* EXERCISE INSTRUCTIONS *
Reproduce each entry exactly.

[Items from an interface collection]
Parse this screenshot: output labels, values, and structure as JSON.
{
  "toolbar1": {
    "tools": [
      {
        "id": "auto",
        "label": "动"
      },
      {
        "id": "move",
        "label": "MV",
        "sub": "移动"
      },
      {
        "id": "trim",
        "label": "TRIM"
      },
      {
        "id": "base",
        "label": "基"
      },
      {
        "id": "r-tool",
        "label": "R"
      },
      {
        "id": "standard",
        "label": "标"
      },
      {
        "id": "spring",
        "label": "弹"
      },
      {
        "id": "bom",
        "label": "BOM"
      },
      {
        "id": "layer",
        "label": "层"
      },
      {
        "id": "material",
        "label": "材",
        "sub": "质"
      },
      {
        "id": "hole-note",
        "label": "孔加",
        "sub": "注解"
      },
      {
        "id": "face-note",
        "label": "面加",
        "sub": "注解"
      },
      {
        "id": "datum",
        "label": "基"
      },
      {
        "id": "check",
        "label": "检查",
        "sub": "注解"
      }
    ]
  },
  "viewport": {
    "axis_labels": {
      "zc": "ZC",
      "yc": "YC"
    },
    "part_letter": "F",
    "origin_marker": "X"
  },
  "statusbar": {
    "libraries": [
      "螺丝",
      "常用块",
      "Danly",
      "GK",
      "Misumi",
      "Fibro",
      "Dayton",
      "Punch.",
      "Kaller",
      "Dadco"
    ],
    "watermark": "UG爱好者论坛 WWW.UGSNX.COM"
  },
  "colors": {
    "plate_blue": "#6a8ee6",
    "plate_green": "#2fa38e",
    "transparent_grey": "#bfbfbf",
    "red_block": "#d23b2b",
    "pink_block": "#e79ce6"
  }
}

* WRITTEN REPLY *
Parse this screenshot: output labels, values, and structure as JSON.
{
  "toolbar1": {
    "tools": [
      {
        "id": "auto",
        "label": "动"
      },
      {
        "id": "move",
        "label": "MV",
        "sub": "移动"
      },
      {
        "id": "trim",
        "label": "TRIM"
      },
      {
        "id": "base",
        "label": "基"
      },
      {
        "id": "r-tool",
        "label": "R"
      },
      {
        "id": "standard",
        "label": "标"
      },
      {
        "id": "spring",
        "label": "弹"
      },
      {
        "id": "bom",
        "label": "BOM"
      },
      {
        "id": "layer",
        "label": "层"
      },
      {
        "id": "material",
        "label": "材",
        "sub": "质"
      },
      {
        "id": "hole-note",
        "label": "孔加",
        "sub": "注解"
      },
      {
        "id": "face-note",
        "label": "面加",
        "sub": "注解"
      },
      {
        "id": "datum",
        "label": "基"
      },
      {
        "id": "check",
        "label": "检查",
        "sub": "注解"
      }
    ]
  },
  "viewport": {
    "axis_labels": {
      "zc": "ZC",
      "yc": "YC"
    },
    "part_letter": "F",
    "origin_marker": "X"
  },
  "statusbar": {
    "libraries": [
      "螺丝",
      "常用块",
      "Danly",
      "GK",
      "Misumi",
      "Fibro",
      "Dayton",
      "Punch.",
      "Kaller",
      "Dadco"
    ],
    "watermark": "UG爱好者论坛 WWW.UGSNX.COM"
  },
  "colors": {
    "plate_blue": "#6a8ee6",
    "plate_green": "#2fa38e",
    "transparent_grey": "#bfbfbf",
    "red_block": "#d23b2b",
    "pink_block": "#e79ce6"
  }
}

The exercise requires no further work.